Steps by Step
That contrasts with the Fed, which reduced buying from $85 billion in $10 billion steps over 10 months.
Bloomberg economists argue that the program is flexible enough to give the central bank room to expand purchases without running into shortages. Even then though, the biggest buyer, Germany’s Bundesbank, may need “a little creativity” with its strategy. That country has a budget surplus, reducing the government’s issuance of fresh debt.
Another major issue is whether the exit plan will come with an expiry date, as urged by more conservative officials. Governors from economically weaker southern Europe would prefer the program to be open-ended.
The ECB also looks likely to differ from the Fed in its emphasis on the reinvestment of maturing debt. The U.S. central bank did that quietly to maintain the size of its holdings, while ECB Executive Board member Peter Praet has publicly considered being more explicit.
Stressing the reinvestments — which will average 15 billion euros a month in 2018 — could calm any concerns that phasing out the program will tighten financial conditions. That risk was highlighted in 2013 when the Fed floated the idea of slowing its purchases only to see bond yields rise in what became known as a “taper tantrum.”
Moreover, Praet has talked about the theoretical potential for using reinvestments to manage the average maturity of the QE portfolio. That would echo the Fed’s “Operation Twist” when it shifted cash into longer-term bonds to keep borrowing costs down.

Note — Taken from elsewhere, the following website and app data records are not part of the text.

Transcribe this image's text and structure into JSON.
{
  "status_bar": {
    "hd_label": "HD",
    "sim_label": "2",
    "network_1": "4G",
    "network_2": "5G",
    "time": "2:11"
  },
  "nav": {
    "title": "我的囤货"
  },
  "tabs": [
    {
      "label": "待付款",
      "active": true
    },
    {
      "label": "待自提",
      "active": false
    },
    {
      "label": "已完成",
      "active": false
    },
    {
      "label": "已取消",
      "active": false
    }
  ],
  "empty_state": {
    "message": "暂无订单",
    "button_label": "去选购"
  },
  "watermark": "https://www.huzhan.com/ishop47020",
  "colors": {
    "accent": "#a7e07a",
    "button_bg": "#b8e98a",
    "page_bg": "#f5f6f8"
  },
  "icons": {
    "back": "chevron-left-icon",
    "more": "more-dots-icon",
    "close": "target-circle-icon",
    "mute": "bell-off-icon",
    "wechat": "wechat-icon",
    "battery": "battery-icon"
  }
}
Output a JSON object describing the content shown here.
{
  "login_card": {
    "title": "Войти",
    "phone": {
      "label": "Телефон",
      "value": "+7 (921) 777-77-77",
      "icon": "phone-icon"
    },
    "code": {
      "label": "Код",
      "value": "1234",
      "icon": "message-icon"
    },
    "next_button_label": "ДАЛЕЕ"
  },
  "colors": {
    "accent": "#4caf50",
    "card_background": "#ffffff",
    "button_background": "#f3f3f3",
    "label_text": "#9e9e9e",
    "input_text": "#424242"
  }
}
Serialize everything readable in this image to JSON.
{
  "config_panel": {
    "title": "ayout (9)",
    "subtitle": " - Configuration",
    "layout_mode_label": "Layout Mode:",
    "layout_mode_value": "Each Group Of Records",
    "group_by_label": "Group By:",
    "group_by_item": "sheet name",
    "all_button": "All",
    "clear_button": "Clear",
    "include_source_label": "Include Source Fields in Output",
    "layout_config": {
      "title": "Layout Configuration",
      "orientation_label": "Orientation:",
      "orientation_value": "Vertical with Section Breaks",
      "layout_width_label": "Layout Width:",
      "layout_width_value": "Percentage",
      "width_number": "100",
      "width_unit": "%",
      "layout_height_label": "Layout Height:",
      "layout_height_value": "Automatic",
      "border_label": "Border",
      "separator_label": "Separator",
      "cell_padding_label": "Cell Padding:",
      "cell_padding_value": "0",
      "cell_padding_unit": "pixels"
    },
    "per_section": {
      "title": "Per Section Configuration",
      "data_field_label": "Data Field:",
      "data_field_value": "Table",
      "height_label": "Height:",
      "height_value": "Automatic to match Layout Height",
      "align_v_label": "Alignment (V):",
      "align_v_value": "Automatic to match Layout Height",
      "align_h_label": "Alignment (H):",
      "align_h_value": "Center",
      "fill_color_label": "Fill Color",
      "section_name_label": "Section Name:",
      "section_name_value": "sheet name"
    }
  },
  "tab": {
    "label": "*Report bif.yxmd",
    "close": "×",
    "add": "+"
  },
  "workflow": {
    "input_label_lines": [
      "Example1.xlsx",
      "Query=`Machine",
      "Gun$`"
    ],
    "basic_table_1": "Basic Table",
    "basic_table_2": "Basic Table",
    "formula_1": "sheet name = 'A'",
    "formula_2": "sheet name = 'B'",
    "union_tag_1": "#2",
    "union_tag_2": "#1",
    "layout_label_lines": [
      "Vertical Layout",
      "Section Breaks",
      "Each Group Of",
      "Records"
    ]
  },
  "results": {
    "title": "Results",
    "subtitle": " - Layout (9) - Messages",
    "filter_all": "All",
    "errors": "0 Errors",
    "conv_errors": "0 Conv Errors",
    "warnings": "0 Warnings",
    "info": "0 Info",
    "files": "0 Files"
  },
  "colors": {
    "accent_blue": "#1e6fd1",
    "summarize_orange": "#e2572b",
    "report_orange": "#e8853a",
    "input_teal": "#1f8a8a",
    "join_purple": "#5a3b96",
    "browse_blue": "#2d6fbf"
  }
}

Like the Bank of England, which will decide next week whether to raise U.K. interest rates for the first time in a decade, the ECB faces a tricky decision that could turn against it. Draghi is likely to remember the rate hikes in 2011 under his predecessor Jean-Claude Trichet that inadvertently came just before an economic slump. Draghi’s first action on starting his term was to undo those measures.
“We have to be careful,” Bank of Italy Governor Ignazio Visco said this month. “This decision shouldn’t be reversed.”